It’s not a popular message in today’s pluralistic society, but it remains the truth at the heart of the Christian message. The Queen may have picked the reading, but it was reassuring to hear Welby echo those particular words from the pulpit on the grandest of occasions: “Jesus…said: ‘I am the Way, the Truth and the Life.’ (John 14:6).
Service and silence
Reminding those present that the Queen began her reign in silent communion with God, he declared that “people of loving service are rare in any walk of life. Leaders of loving service are still rarer.”
In a room full of the most powerful of leaders from across the globe, he went on to drive the message home: “In all cases, those who serve will be loved and remembered when those who cling to power and privileges are long forgotten.”
Turning to her family, he also managed to do what all those charged with priestly calling must: minister pastorally; while also reminding a watching world to cut them some slack. They were, he reminded us, not unusual in their grief. “Many families around the world…have themselves lost someone recently,” said Welby. But not many did so “in the brightest spotlight.” With Twitter feeds and column inches full of analysis of body language and comment on strained family relations, the archbishop did what any good priest would, asking that “God heal their sorrow” and that “the gap left in their lives be marked with memories of joy and life.” It was a poignant, personal moment in the midst of an intensely public occasion.
Hope in death
Finally, he preached it home. “Service in life, hope in death. All who follow the Queen’s example and inspiration, of trust and faith in God, can with her say: ‘We will meet again.’” Concluding his short speech, Welby took aim and fired (as all who shared his faith prayed he would). In life, the Queen did what she felt called by God to do – serve, lead by example and, when given an opportunity, “always be prepared to give an answer to everyone who asks you to give the reason for the hope that you have.” (1 Peter 3:15). That hope was Christ, and it is a hope available to all. Good on you Justin, for making it so crystal clear.
In the nine years he has served as Archbishop of Canterbury, I wonder how many conversations Justin Welby has had with the Queen? I wonder if they discussed today’s sermon, the tone it might take, or the opportunity it presented?
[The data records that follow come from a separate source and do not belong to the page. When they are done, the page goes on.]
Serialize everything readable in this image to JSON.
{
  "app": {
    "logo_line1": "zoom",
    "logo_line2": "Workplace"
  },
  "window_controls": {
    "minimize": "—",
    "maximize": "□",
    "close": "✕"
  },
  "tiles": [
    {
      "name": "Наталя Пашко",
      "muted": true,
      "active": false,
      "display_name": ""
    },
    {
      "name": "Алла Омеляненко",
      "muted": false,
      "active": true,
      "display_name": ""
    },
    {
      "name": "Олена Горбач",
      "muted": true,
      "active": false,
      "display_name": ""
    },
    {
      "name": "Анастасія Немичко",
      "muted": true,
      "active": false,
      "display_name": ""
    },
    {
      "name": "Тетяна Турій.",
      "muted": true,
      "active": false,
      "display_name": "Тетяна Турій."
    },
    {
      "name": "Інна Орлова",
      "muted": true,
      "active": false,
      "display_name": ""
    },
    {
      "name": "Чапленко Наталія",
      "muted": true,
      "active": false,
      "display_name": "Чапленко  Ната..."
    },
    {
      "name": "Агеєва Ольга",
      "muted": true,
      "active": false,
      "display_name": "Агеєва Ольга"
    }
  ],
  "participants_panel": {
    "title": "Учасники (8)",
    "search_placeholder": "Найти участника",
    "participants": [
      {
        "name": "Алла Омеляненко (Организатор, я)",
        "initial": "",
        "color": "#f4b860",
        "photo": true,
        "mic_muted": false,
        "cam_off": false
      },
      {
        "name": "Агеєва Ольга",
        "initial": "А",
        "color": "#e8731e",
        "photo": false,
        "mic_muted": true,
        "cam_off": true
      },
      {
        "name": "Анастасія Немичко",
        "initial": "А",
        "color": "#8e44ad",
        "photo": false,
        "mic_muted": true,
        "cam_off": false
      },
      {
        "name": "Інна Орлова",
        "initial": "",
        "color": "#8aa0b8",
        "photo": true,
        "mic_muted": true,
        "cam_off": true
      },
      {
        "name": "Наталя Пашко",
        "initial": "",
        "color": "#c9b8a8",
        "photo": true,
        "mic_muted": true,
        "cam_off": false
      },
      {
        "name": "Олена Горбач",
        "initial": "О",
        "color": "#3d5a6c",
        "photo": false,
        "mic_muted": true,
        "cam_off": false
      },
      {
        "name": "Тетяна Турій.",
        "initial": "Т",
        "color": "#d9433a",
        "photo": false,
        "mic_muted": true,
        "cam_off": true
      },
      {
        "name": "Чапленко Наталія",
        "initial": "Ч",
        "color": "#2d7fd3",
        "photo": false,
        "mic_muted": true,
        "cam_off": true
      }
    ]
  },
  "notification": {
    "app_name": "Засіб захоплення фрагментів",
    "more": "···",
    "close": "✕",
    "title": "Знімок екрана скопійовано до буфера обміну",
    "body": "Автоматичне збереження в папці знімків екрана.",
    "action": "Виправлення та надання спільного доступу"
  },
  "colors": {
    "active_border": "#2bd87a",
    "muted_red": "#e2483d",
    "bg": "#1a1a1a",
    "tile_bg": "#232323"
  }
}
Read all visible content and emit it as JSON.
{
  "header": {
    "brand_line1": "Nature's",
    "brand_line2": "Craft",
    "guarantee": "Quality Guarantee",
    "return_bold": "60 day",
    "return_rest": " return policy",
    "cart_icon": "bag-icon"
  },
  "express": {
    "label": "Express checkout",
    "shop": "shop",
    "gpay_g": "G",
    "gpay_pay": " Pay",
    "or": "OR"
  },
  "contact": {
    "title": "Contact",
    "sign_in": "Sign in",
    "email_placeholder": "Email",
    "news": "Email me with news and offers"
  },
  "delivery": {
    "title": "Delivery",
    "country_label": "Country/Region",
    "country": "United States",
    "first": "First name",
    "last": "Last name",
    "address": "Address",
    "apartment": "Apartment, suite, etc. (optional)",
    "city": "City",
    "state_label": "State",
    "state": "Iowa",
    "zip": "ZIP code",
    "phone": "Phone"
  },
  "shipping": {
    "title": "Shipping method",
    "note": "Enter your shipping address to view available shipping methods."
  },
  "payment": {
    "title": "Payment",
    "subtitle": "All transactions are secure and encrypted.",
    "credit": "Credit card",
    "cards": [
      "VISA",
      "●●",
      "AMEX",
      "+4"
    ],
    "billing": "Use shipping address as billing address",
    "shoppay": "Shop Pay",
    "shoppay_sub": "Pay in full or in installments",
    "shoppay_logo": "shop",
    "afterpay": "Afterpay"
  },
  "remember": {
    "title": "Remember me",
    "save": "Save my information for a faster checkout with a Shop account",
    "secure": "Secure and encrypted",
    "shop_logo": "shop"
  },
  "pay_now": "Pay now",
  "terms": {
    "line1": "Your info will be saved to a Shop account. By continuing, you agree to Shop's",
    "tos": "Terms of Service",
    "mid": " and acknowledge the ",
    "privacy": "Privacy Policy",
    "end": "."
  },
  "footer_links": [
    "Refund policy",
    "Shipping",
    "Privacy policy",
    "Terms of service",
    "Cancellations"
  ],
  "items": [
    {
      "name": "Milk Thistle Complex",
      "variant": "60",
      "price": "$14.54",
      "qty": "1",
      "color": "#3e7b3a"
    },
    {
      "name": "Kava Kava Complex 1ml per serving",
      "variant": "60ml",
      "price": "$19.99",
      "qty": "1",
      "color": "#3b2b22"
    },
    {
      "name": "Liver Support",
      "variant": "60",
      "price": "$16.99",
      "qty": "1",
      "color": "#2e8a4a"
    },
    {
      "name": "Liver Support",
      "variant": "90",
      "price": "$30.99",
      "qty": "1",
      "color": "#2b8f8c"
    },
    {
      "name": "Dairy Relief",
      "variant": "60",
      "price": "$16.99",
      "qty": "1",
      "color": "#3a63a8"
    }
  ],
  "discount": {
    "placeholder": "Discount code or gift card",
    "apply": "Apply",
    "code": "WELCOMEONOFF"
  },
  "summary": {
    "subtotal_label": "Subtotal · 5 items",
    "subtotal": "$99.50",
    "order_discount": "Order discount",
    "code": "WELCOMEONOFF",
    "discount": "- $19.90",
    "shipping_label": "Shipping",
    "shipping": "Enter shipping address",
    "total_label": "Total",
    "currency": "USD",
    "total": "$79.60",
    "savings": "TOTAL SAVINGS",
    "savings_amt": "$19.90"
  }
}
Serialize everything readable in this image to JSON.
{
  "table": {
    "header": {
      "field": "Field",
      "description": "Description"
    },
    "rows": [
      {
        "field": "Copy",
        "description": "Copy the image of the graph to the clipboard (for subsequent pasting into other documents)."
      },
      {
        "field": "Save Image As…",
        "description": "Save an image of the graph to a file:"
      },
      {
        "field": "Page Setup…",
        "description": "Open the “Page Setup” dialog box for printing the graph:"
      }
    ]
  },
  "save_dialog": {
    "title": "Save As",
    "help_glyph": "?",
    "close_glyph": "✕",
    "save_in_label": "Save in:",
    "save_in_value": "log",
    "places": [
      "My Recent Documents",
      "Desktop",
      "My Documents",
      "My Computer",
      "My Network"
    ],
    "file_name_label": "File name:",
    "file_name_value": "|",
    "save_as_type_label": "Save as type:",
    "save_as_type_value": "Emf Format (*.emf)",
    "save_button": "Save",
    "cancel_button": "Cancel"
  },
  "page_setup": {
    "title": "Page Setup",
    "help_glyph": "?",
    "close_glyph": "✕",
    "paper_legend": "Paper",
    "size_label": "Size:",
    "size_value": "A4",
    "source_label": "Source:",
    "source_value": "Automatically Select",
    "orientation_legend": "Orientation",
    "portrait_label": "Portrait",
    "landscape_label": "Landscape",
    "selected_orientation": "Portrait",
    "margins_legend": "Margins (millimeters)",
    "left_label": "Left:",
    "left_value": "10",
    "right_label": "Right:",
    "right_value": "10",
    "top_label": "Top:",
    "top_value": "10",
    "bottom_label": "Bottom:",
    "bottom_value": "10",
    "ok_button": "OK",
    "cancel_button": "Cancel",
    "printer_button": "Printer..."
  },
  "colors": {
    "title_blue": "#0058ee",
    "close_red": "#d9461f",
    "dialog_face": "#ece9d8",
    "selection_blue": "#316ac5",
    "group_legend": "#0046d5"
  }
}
From what I have read of her, as I have edited so many first-hand accounts of her life this past month, I reckon there is a high chance that they did.
So, how did he do? Pretty good, in my humble opinion. I think the Queen would have approved.